Tuples and Arrays

Tuples and arrays are the first “compound” types we have seen. All elements of an array have the same type, while tuples can accommodate different types. Both types have a size fixed at compile time.

Arrays[T; N][20, 30, 40], [0; 3]
Tuples(), (T,), (T1, T2), …(), ('x',), ('x', 1.2), …

Array assignment and access:

fn main() {
    let mut a: [i8; 10] = [42; 10];
    a[5] = 0;
    println!("a: {a:?}");

Tuple assignment and access:

fn main() {
    let t: (i8, bool) = (7, true);
    println!("t.0: {}", t.0);
    println!("t.1: {}", t.1);
This slide should take about 10 minutes.

Key points:


  • A value of the array type [T; N] holds N (a compile-time constant) elements of the same type T. Note that the length of the array is part of its type, which means that [u8; 3] and [u8; 4] are considered two different types.
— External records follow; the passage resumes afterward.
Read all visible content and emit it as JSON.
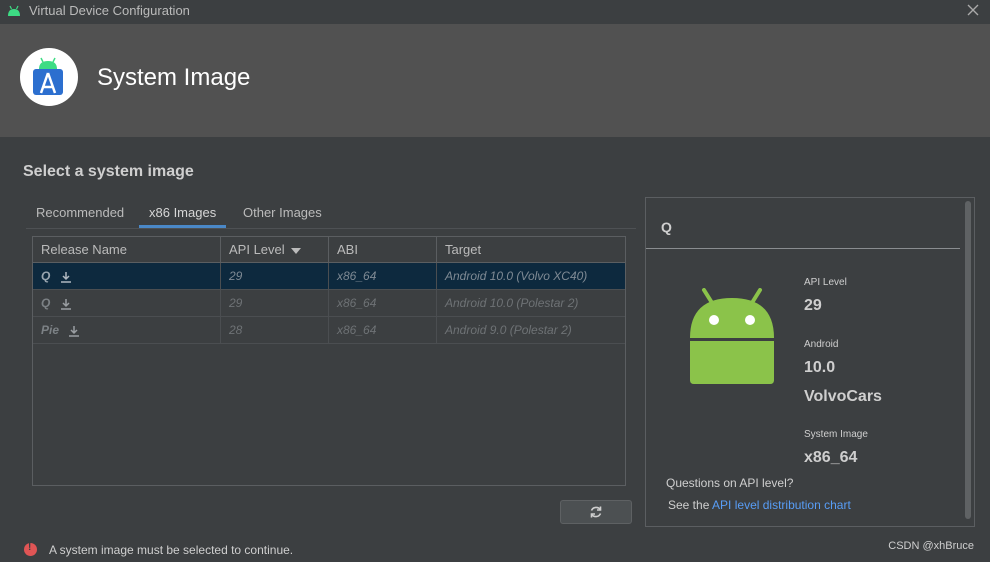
{
  "window": {
    "title": "Virtual Device Configuration"
  },
  "header": {
    "title": "System Image"
  },
  "section": {
    "title": "Select a system image"
  },
  "tabs": [
    {
      "label": "Recommended",
      "active": false
    },
    {
      "label": "x86 Images",
      "active": true
    },
    {
      "label": "Other Images",
      "active": false
    }
  ],
  "table": {
    "columns": [
      "Release Name",
      "API Level",
      "ABI",
      "Target"
    ],
    "sort_column": "API Level",
    "rows": [
      {
        "release": "Q",
        "api": "29",
        "abi": "x86_64",
        "target": "Android 10.0 (Volvo XC40)",
        "selected": true
      },
      {
        "release": "Q",
        "api": "29",
        "abi": "x86_64",
        "target": "Android 10.0 (Polestar 2)",
        "selected": false
      },
      {
        "release": "Pie",
        "api": "28",
        "abi": "x86_64",
        "target": "Android 9.0 (Polestar 2)",
        "selected": false
      }
    ]
  },
  "detail": {
    "title": "Q",
    "api_label": "API Level",
    "api_value": "29",
    "android_label": "Android",
    "android_version": "10.0",
    "vendor": "VolvoCars",
    "system_image_label": "System Image",
    "system_image_value": "x86_64",
    "question": "Questions on API level?",
    "see_prefix": "See the ",
    "link": "API level distribution chart"
  },
  "error": {
    "message": "A system image must be selected to continue."
  },
  "watermark": "CSDN @xhBruce",
  "colors": {
    "accent": "#4a88c7",
    "selected_row": "#0d293e",
    "link": "#589df6",
    "error": "#e05555",
    "android_green": "#8bc34a"
  }
}
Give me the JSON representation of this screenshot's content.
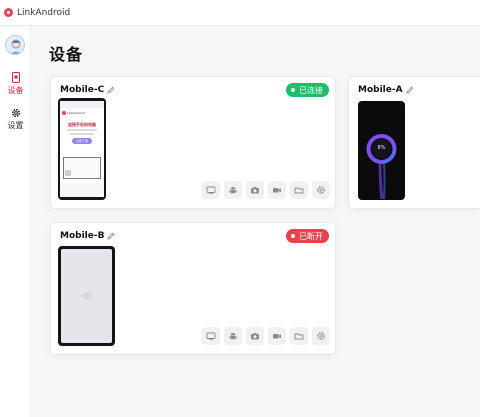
{
  "app": {
    "title": "LinkAndroid"
  },
  "sidebar": {
    "items": [
      {
        "label": "设备",
        "active": true,
        "icon": "device-icon"
      },
      {
        "label": "设置",
        "active": false,
        "icon": "gear-icon"
      }
    ]
  },
  "page": {
    "title": "设备"
  },
  "devices": [
    {
      "name": "Mobile-C",
      "status": "已连接",
      "status_color": "#1fbd6b",
      "screen": {
        "app_name": "LinkAndroid",
        "headline": "连接手机和电脑",
        "button_label": "立即下载"
      }
    },
    {
      "name": "Mobile-A",
      "screen": {
        "clock_text": "8%"
      }
    },
    {
      "name": "Mobile-B",
      "status": "已断开",
      "status_color": "#ee3f4d"
    }
  ],
  "toolbar_icons": [
    "screen-mirror-icon",
    "android-icon",
    "camera-icon",
    "video-record-icon",
    "folder-icon",
    "settings-icon"
  ],
  "colors": {
    "accent": "#e0253e",
    "connected": "#1fbd6b",
    "disconnected": "#ee3f4d"
  }
}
Slices, which have a size determined at runtime, are covered later.

  • Try accessing an out-of-bounds array element. Array accesses are checked at runtime. Rust can usually optimize these checks away, and they can be avoided using unsafe Rust.

  • We can use literals to assign values to arrays.

  • The println! macro asks for the debug implementation with the ? format parameter: {} gives the default output, {:?} gives the debug output. Types such as integers and strings implement the default output, but arrays only implement the debug output. This means that we must use debug output here.

  • Adding #, eg {a:#?}, invokes a “pretty printing” format, which can be easier to read.


  • Like arrays, tuples have a fixed length.

  • Tuples group together values of different types into a compound type.

  • Fields of a tuple can be accessed by the period and the index of the value, e.g. t.0, t.1.

  • The empty tuple () is also known as the “unit type”. It is both a type, and the only valid value of that type — that is to say both the type and its value are expressed as (). It is used to indicate, for example, that a function or expression has no return value, as we’ll see in a future slide.

    • You can think of it as void that can be familiar to you from other programming languages.